LOUISVILLE — Dean K. Thompson, a longtime pastor, was inaugurated and installed as the eighth president of Louisville Presbyterian Theological Seminary on April 23 and stressed, in his inaugural address, the importance of finding one’s vocation in a particular context.
He spoke, for example, of Louisville seminary’s cooperation in theological education with “a host of sister churches,” ranging from African Methodist Episcopal to Pentecostal to Roman Catholic. The seminary has official covenants with four denominations — United Methodist, African Methodist Episcopal, African Methodist Episcopal Zion and Christian Methodist Episcopal — to train their ministers, and the school’s students come from 22 denominations or faith traditions.
Thompson talked of this seminary’s strong tradition of producing “a high percentage of pastors, both women and men, who remain in the ministry throughout their vocational pilgrimages. They are what I like to call long-distance athletes.”
And he said that “especially across the past 50 years, many servants of Christ and stewards of God’s mysteries here in this schoolhouse have stood up and spoken bravely against the scourges of American society such as poverty, racism, war and sexism.”
Thompson praised those from the seminary who “have been moved by a prophetic biblical vision of the church as an intergenerational, interracial and international koinonia of reconciliation and truth-telling . . . “
And while he praised that kind of courage, Thompson also spoke of the importance of building connections ecumenically and of the interdependence of all Christ’s followers. “Our unity, which is grounded in every Christian’s baptismal ordination, will not be negated by our current and heated denominational, ecclesiastical, political and cultural disagreements,” Thompson told the crowd gathered in the seminary’s Caldwell Chapel. “The Spirit’s work in our baptism promises to make us one whether we like it or not.”
Thompson was challenged by John W. Kuykendall, who is president emeritus of Davidson College in North Carolina and had served as Louisville seminary’s interim president after former president John Mulder resigned, to lead the seminary as Noah led the ark, as a navigator and a righteous leader.
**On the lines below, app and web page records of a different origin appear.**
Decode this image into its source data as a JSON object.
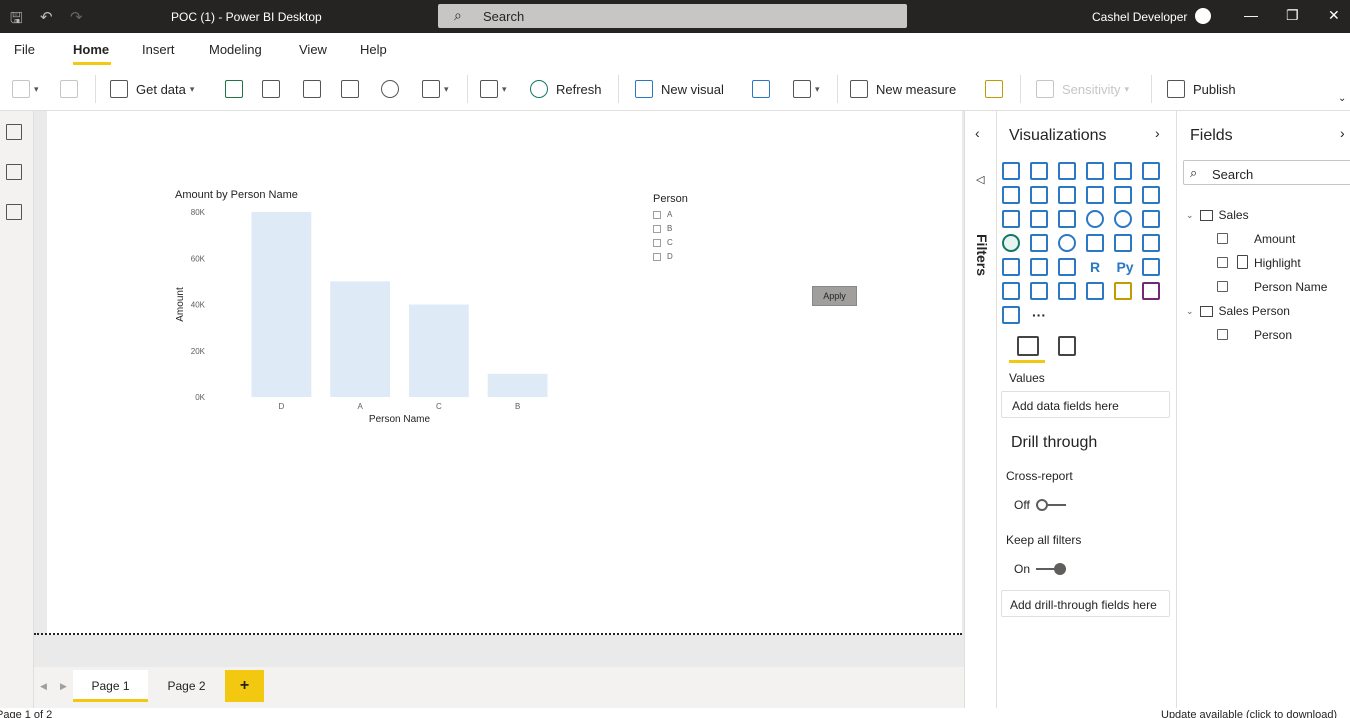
{
  "titlebar": {
    "title": "POC (1) - Power BI Desktop",
    "search_label": "Search",
    "user_name": "Cashel Developer"
  },
  "menu": {
    "items": [
      "File",
      "Home",
      "Insert",
      "Modeling",
      "View",
      "Help"
    ],
    "active": "Home"
  },
  "ribbon": {
    "get_data": "Get data",
    "refresh": "Refresh",
    "new_visual": "New visual",
    "new_measure": "New measure",
    "sensitivity": "Sensitivity",
    "publish": "Publish"
  },
  "chart": {
    "title": "Amount by Person Name",
    "xlabel": "Person Name",
    "ylabel": "Amount"
  },
  "chart_data": {
    "type": "bar",
    "title": "Amount by Person Name",
    "xlabel": "Person Name",
    "ylabel": "Amount",
    "categories": [
      "D",
      "A",
      "C",
      "B"
    ],
    "values": [
      80000,
      50000,
      40000,
      10000
    ],
    "ylim": [
      0,
      80000
    ],
    "yticks": [
      0,
      20000,
      40000,
      60000,
      80000
    ],
    "ytick_labels": [
      "0K",
      "20K",
      "40K",
      "60K",
      "80K"
    ],
    "bar_color": "#deebf7"
  },
  "slicer": {
    "title": "Person",
    "items": [
      "A",
      "B",
      "C",
      "D"
    ],
    "apply_label": "Apply"
  },
  "pages": {
    "tabs": [
      "Page 1",
      "Page 2"
    ],
    "active": "Page 1",
    "add_label": "+"
  },
  "status": {
    "page_info": "Page 1 of 2",
    "update": "Update available (click to download)"
  },
  "filters": {
    "label": "Filters"
  },
  "visualizations": {
    "title": "Visualizations",
    "values_label": "Values",
    "values_well": "Add data fields here",
    "drill_through": "Drill through",
    "cross_report": "Cross-report",
    "cross_report_state": "Off",
    "keep_all_filters": "Keep all filters",
    "keep_all_filters_state": "On",
    "drill_well": "Add drill-through fields here",
    "r_label": "R",
    "py_label": "Py",
    "more_label": "···"
  },
  "fields": {
    "title": "Fields",
    "search_placeholder": "Search",
    "tables": [
      {
        "name": "Sales",
        "fields": [
          "Amount",
          "Highlight",
          "Person Name"
        ]
      },
      {
        "name": "Sales Person",
        "fields": [
          "Person"
        ]
      }
    ]
  },
  "colors": {
    "accent": "#f2c811",
    "titlebar": "#252423",
    "bar": "#deebf7",
    "viz_icon": "#2b78c5"
  }
}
Before moving to Kentucky, Thompson served as a pastor for more than 30 years, working with churches in West Virginia, Texas and California. His last pastorate was with First Church in Charleston, W.V., a congregation of 1,600 members.
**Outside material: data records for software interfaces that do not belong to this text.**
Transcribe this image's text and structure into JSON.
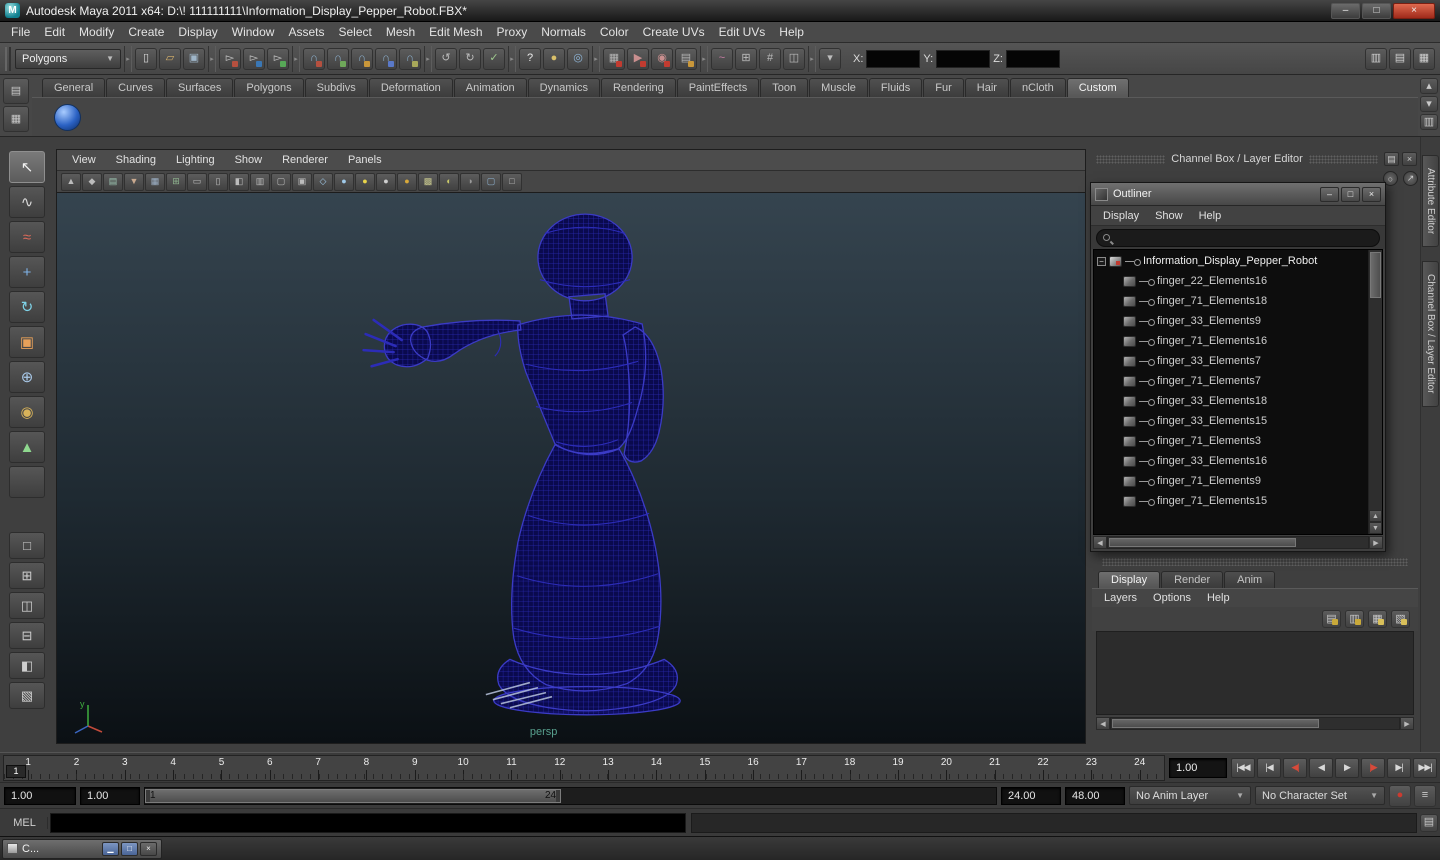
{
  "colors": {
    "viewport_top": "#35444f",
    "viewport_mid": "#1f2a32",
    "viewport_bottom": "#0b1014",
    "wireframe_fill": "#0a0a4e",
    "wireframe_grid": "#2c2cb8",
    "wireframe_edge": "#3b3bc6",
    "persp_label": "#58a08e"
  },
  "window": {
    "title": "Autodesk Maya 2011 x64: D:\\! 111111111\\Information_Display_Pepper_Robot.FBX*",
    "controls": [
      {
        "name": "minimize-button",
        "glyph": "–"
      },
      {
        "name": "maximize-button",
        "glyph": "□"
      },
      {
        "name": "close-button",
        "glyph": "×",
        "close": true
      }
    ]
  },
  "menubar": {
    "items": [
      "File",
      "Edit",
      "Modify",
      "Create",
      "Display",
      "Window",
      "Assets",
      "Select",
      "Mesh",
      "Edit Mesh",
      "Proxy",
      "Normals",
      "Color",
      "Create UVs",
      "Edit UVs",
      "Help"
    ]
  },
  "statusline": {
    "mode": "Polygons",
    "groups": [
      {
        "icons": [
          {
            "name": "new-scene-icon",
            "glyph": "▯",
            "fg": "#d8d8d8"
          },
          {
            "name": "open-scene-icon",
            "glyph": "▱",
            "fg": "#d9b36c"
          },
          {
            "name": "save-scene-icon",
            "glyph": "▣",
            "fg": "#9fb6c9"
          }
        ]
      },
      {
        "icons": [
          {
            "name": "select-by-hierarchy-icon",
            "glyph": "▻",
            "fg": "#c9c9c9",
            "mark": "#b5503f"
          },
          {
            "name": "select-by-object-icon",
            "glyph": "▻",
            "fg": "#c9c9c9",
            "mark": "#3a77b5"
          },
          {
            "name": "select-by-component-icon",
            "glyph": "▻",
            "fg": "#c9c9c9",
            "mark": "#57a857"
          }
        ]
      },
      {
        "icons": [
          {
            "name": "snap-to-grid-icon",
            "glyph": "∩",
            "fg": "#8fb3d1",
            "mark": "#b5503f"
          },
          {
            "name": "snap-to-curve-icon",
            "glyph": "∩",
            "fg": "#8fb3d1",
            "mark": "#6fa85a"
          },
          {
            "name": "snap-to-point-icon",
            "glyph": "∩",
            "fg": "#8fb3d1",
            "mark": "#c9973a"
          },
          {
            "name": "snap-to-view-plane-icon",
            "glyph": "∩",
            "fg": "#8fb3d1",
            "mark": "#5a79c9"
          },
          {
            "name": "make-live-icon",
            "glyph": "∩",
            "fg": "#8fb3d1",
            "mark": "#a8a85a"
          }
        ]
      },
      {
        "icons": [
          {
            "name": "input-to-selected-icon",
            "glyph": "↺",
            "fg": "#bcbcbc"
          },
          {
            "name": "output-from-selected-icon",
            "glyph": "↻",
            "fg": "#bcbcbc"
          },
          {
            "name": "construction-history-icon",
            "glyph": "✓",
            "fg": "#9fc98f"
          }
        ]
      },
      {
        "icons": [
          {
            "name": "quick-help-icon",
            "glyph": "?",
            "fg": "#ececec"
          },
          {
            "name": "lock-selection-icon",
            "glyph": "●",
            "fg": "#d9c06a"
          },
          {
            "name": "highlight-selection-icon",
            "glyph": "◎",
            "fg": "#8fb6d9"
          }
        ]
      },
      {
        "icons": [
          {
            "name": "open-render-view-icon",
            "glyph": "▦",
            "fg": "#b5b5b5",
            "mark": "#c23b30"
          },
          {
            "name": "render-current-frame-icon",
            "glyph": "▶",
            "fg": "#c98f8f",
            "mark": "#c23b30"
          },
          {
            "name": "ipr-render-icon",
            "glyph": "◉",
            "fg": "#c98f8f",
            "mark": "#c23b30"
          },
          {
            "name": "render-settings-icon",
            "glyph": "▤",
            "fg": "#b5b5b5",
            "mark": "#c9973a"
          }
        ]
      },
      {
        "icons": [
          {
            "name": "paint-effects-icon",
            "glyph": "~",
            "fg": "#c97fa7"
          },
          {
            "name": "toggle-modeling-toolkit-icon",
            "glyph": "⊞",
            "fg": "#bcbcbc"
          },
          {
            "name": "poly-count-icon",
            "glyph": "#",
            "fg": "#bcbcbc"
          },
          {
            "name": "symmetry-icon",
            "glyph": "◫",
            "fg": "#bcbcbc"
          }
        ]
      },
      {
        "icons": [
          {
            "name": "field-entry-mode-icon",
            "glyph": "▾",
            "fg": "#bcbcbc"
          }
        ]
      }
    ],
    "coords": {
      "x_label": "X:",
      "y_label": "Y:",
      "z_label": "Z:",
      "x_value": "",
      "y_value": "",
      "z_value": ""
    },
    "right_icons": [
      {
        "name": "toggle-attribute-editor-icon",
        "glyph": "▥",
        "fg": "#d0d0d0"
      },
      {
        "name": "toggle-tool-settings-icon",
        "glyph": "▤",
        "fg": "#d0d0d0"
      },
      {
        "name": "toggle-channel-box-icon",
        "glyph": "▦",
        "fg": "#d0d0d0"
      }
    ]
  },
  "shelf": {
    "left_buttons": [
      {
        "name": "shelf-tab-menu-icon",
        "glyph": "▤",
        "fg": "#c9c9c9"
      },
      {
        "name": "shelf-item-menu-icon",
        "glyph": "▦",
        "fg": "#c9c9c9"
      }
    ],
    "tabs": [
      "General",
      "Curves",
      "Surfaces",
      "Polygons",
      "Subdivs",
      "Deformation",
      "Animation",
      "Dynamics",
      "Rendering",
      "PaintEffects",
      "Toon",
      "Muscle",
      "Fluids",
      "Fur",
      "Hair",
      "nCloth",
      "Custom"
    ],
    "active_tab": "Custom",
    "right_buttons": [
      {
        "name": "shelf-scroll-up-icon",
        "glyph": "▴",
        "fg": "#c9c9c9"
      },
      {
        "name": "shelf-scroll-down-icon",
        "glyph": "▾",
        "fg": "#c9c9c9"
      },
      {
        "name": "shelf-editor-icon",
        "glyph": "▥",
        "fg": "#c9c9c9"
      }
    ]
  },
  "toolbox": {
    "tools": [
      {
        "name": "select-tool",
        "glyph": "↖",
        "fg": "#f2f2f2",
        "active": true
      },
      {
        "name": "lasso-select-tool",
        "glyph": "∿",
        "fg": "#d8d8d8"
      },
      {
        "name": "paint-select-tool",
        "glyph": "≈",
        "fg": "#d96a5a"
      },
      {
        "name": "move-tool",
        "glyph": "+",
        "fg": "#7fb3e8"
      },
      {
        "name": "rotate-tool",
        "glyph": "↻",
        "fg": "#7fd3e8"
      },
      {
        "name": "scale-tool",
        "glyph": "▣",
        "fg": "#e8a15a"
      },
      {
        "name": "universal-manipulator-tool",
        "glyph": "⊕",
        "fg": "#a8c8e8"
      },
      {
        "name": "soft-modification-tool",
        "glyph": "◉",
        "fg": "#d8b35a"
      },
      {
        "name": "show-manipulator-tool",
        "glyph": "▲",
        "fg": "#8fd98f"
      },
      {
        "name": "last-tool-used",
        "glyph": "",
        "fg": "#999999"
      }
    ],
    "layouts": [
      {
        "name": "layout-single-pane",
        "glyph": "□"
      },
      {
        "name": "layout-four-pane",
        "glyph": "⊞"
      },
      {
        "name": "layout-two-pane-side-by-side",
        "glyph": "◫"
      },
      {
        "name": "layout-two-pane-stacked",
        "glyph": "⊟"
      },
      {
        "name": "layout-outliner-persp",
        "glyph": "◧"
      },
      {
        "name": "layout-custom",
        "glyph": "▧"
      }
    ]
  },
  "viewport": {
    "menus": [
      "View",
      "Shading",
      "Lighting",
      "Show",
      "Renderer",
      "Panels"
    ],
    "toolbar": [
      {
        "name": "select-camera-icon",
        "glyph": "▲",
        "fg": "#bcbcbc"
      },
      {
        "name": "lock-camera-icon",
        "glyph": "◆",
        "fg": "#bcbcbc"
      },
      {
        "name": "camera-attributes-icon",
        "glyph": "▤",
        "fg": "#9fc9b5"
      },
      {
        "name": "bookmarks-icon",
        "glyph": "▼",
        "fg": "#c9a98f"
      },
      {
        "name": "image-plane-icon",
        "glyph": "▦",
        "fg": "#9fb3c9"
      },
      {
        "name": "grid-toggle-icon",
        "glyph": "⊞",
        "fg": "#8fb58f"
      },
      {
        "name": "film-gate-icon",
        "glyph": "▭",
        "fg": "#bcbcbc"
      },
      {
        "name": "resolution-gate-icon",
        "glyph": "▯",
        "fg": "#bcbcbc"
      },
      {
        "name": "gate-mask-icon",
        "glyph": "◧",
        "fg": "#bcbcbc"
      },
      {
        "name": "field-chart-icon",
        "glyph": "▥",
        "fg": "#bcbcbc"
      },
      {
        "name": "safe-action-icon",
        "glyph": "▢",
        "fg": "#bcbcbc"
      },
      {
        "name": "safe-title-icon",
        "glyph": "▣",
        "fg": "#bcbcbc"
      },
      {
        "name": "wireframe-mode-icon",
        "glyph": "◇",
        "fg": "#9fc9e8"
      },
      {
        "name": "smooth-shade-mode-icon",
        "glyph": "●",
        "fg": "#9fc9e8"
      },
      {
        "name": "default-material-icon",
        "glyph": "●",
        "fg": "#e8d44a"
      },
      {
        "name": "flat-shade-icon",
        "glyph": "●",
        "fg": "#cfcfcf"
      },
      {
        "name": "highlight-material-icon",
        "glyph": "●",
        "fg": "#d9a93a"
      },
      {
        "name": "textured-mode-icon",
        "glyph": "▩",
        "fg": "#c9c98f"
      },
      {
        "name": "use-all-lights-icon",
        "glyph": "◐",
        "fg": "#c9c96a"
      },
      {
        "name": "shadows-icon",
        "glyph": "◑",
        "fg": "#9a9a9a"
      },
      {
        "name": "xray-mode-icon",
        "glyph": "▢",
        "fg": "#8fb3d1"
      },
      {
        "name": "isolate-select-icon",
        "glyph": "□",
        "fg": "#bcbcbc"
      }
    ],
    "camera_label": "persp"
  },
  "channel_box": {
    "header": "Channel Box / Layer Editor",
    "header_buttons": [
      {
        "name": "panel-tearoff-icon",
        "glyph": "▤"
      },
      {
        "name": "panel-close-icon",
        "glyph": "×"
      }
    ],
    "manip_icons": [
      {
        "name": "channel-manip-circle-icon",
        "glyph": "○"
      },
      {
        "name": "channel-manip-arrow-icon",
        "glyph": "↗"
      }
    ],
    "side_tabs": [
      "Attribute Editor",
      "Channel Box / Layer Editor"
    ]
  },
  "outliner": {
    "title": "Outliner",
    "window_buttons": [
      {
        "name": "outliner-minimize-button",
        "glyph": "–"
      },
      {
        "name": "outliner-maximize-button",
        "glyph": "□"
      },
      {
        "name": "outliner-close-button",
        "glyph": "×"
      }
    ],
    "menus": [
      "Display",
      "Show",
      "Help"
    ],
    "search_value": "",
    "expand_glyph": "−",
    "root": "Information_Display_Pepper_Robot",
    "items": [
      "finger_22_Elements16",
      "finger_71_Elements18",
      "finger_33_Elements9",
      "finger_71_Elements16",
      "finger_33_Elements7",
      "finger_71_Elements7",
      "finger_33_Elements18",
      "finger_33_Elements15",
      "finger_71_Elements3",
      "finger_33_Elements16",
      "finger_71_Elements9",
      "finger_71_Elements15"
    ]
  },
  "layer_editor": {
    "tabs": [
      "Display",
      "Render",
      "Anim"
    ],
    "active_tab": "Display",
    "menus": [
      "Layers",
      "Options",
      "Help"
    ],
    "icons": [
      {
        "name": "layer-mode-icon",
        "glyph": "▤",
        "fg": "#c9c9c9",
        "mark": "#c9a93a"
      },
      {
        "name": "layer-options-icon",
        "glyph": "▥",
        "fg": "#c9c9c9",
        "mark": "#c9a93a"
      },
      {
        "name": "create-empty-layer-icon",
        "glyph": "▦",
        "fg": "#c9c9c9",
        "mark": "#d9c05a"
      },
      {
        "name": "create-layer-from-selected-icon",
        "glyph": "▧",
        "fg": "#c9c9c9",
        "mark": "#d9c05a"
      }
    ]
  },
  "timeline": {
    "frames": [
      1,
      2,
      3,
      4,
      5,
      6,
      7,
      8,
      9,
      10,
      11,
      12,
      13,
      14,
      15,
      16,
      17,
      18,
      19,
      20,
      21,
      22,
      23,
      24
    ],
    "current_frame": "1",
    "current_time": "1.00",
    "playback": [
      {
        "name": "go-to-start-button",
        "glyph": "|◀◀"
      },
      {
        "name": "step-back-frame-button",
        "glyph": "|◀"
      },
      {
        "name": "step-back-key-button",
        "glyph": "◀|",
        "red": true
      },
      {
        "name": "play-backwards-button",
        "glyph": "◀"
      },
      {
        "name": "play-forwards-button",
        "glyph": "▶"
      },
      {
        "name": "step-forward-key-button",
        "glyph": "|▶",
        "red": true
      },
      {
        "name": "step-forward-frame-button",
        "glyph": "▶|"
      },
      {
        "name": "go-to-end-button",
        "glyph": "▶▶|"
      }
    ]
  },
  "range_slider": {
    "anim_start": "1.00",
    "play_start": "1.00",
    "bar_start": "1",
    "bar_end": "24",
    "play_end": "24.00",
    "anim_end": "48.00",
    "anim_layer": "No Anim Layer",
    "character_set": "No Character Set",
    "icons": [
      {
        "name": "auto-keyframe-toggle-icon",
        "glyph": "●",
        "fg": "#cc3b30"
      },
      {
        "name": "animation-preferences-icon",
        "glyph": "≡",
        "fg": "#cccccc"
      }
    ]
  },
  "command_line": {
    "label": "MEL",
    "input_value": "",
    "result_value": ""
  },
  "taskbar": {
    "window_label": "C...",
    "buttons": [
      {
        "name": "taskbar-minimize-button",
        "glyph": "▁"
      },
      {
        "name": "taskbar-restore-button",
        "glyph": "□"
      },
      {
        "name": "taskbar-close-button",
        "glyph": "×",
        "gray": true
      }
    ]
  }
}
The full text of Thomson’s inaugural address, along with biographical information and other speeches he’s given, is available online at http://www.lpts.edu/About_Us/message-president.asp.